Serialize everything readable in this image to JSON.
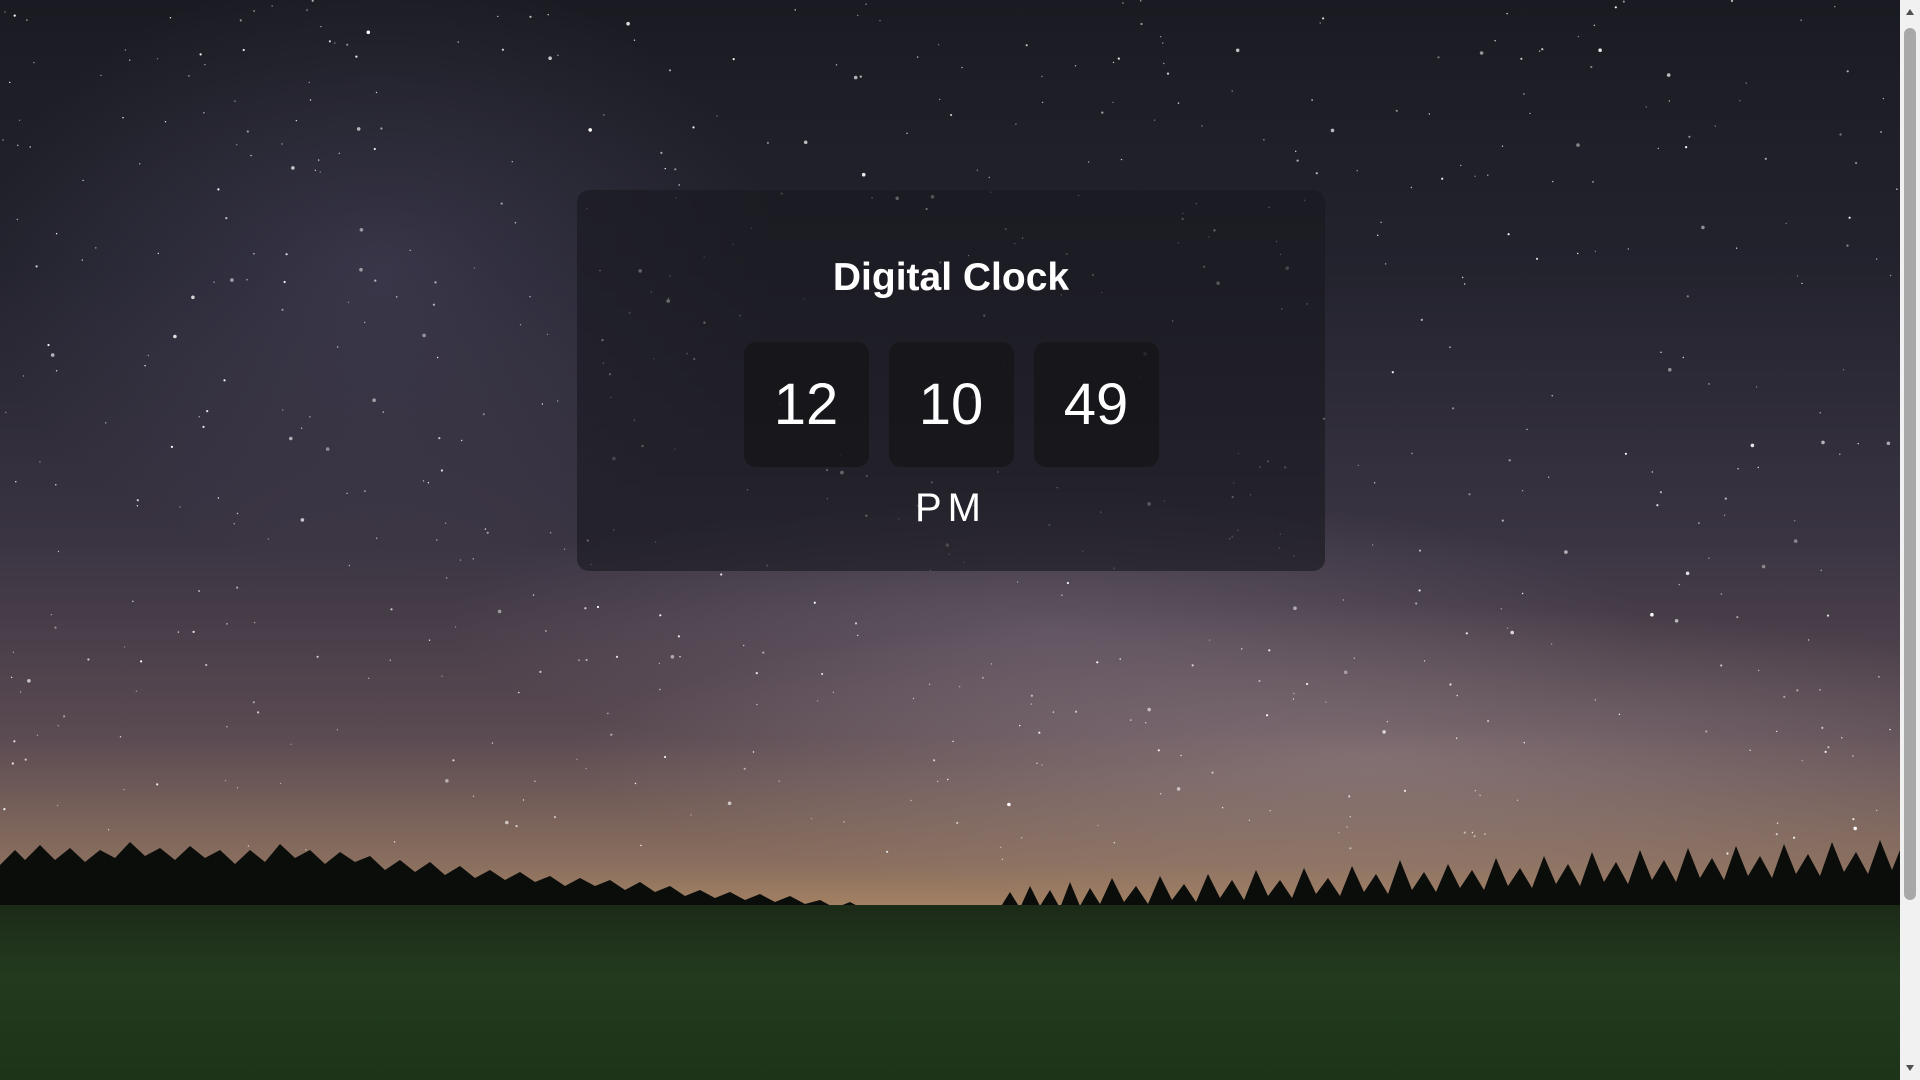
{
  "clock": {
    "title": "Digital Clock",
    "hours": "12",
    "minutes": "10",
    "seconds": "49",
    "period": "PM"
  },
  "background": {
    "scene": "starry-night-sky-over-forest",
    "colors": {
      "sky_top": "#1a1b22",
      "horizon_glow": "#b08a66",
      "treeline": "#0b0d0a",
      "meadow": "#233a1f"
    }
  },
  "scrollbar": {
    "up_icon": "triangle-up-icon",
    "down_icon": "triangle-down-icon"
  }
}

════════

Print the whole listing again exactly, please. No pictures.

▸ **Result for this task**
Serialize everything readable in this image to JSON.
{
  "clock": {
    "title": "Digital Clock",
    "hours": "12",
    "minutes": "10",
    "seconds": "49",
    "period": "PM"
  },
  "background": {
    "scene": "starry-night-sky-over-forest",
    "colors": {
      "sky_top": "#1a1b22",
      "horizon_glow": "#b08a66",
      "treeline": "#0b0d0a",
      "meadow": "#233a1f"
    }
  },
  "scrollbar": {
    "up_icon": "triangle-up-icon",
    "down_icon": "triangle-down-icon"
  }
}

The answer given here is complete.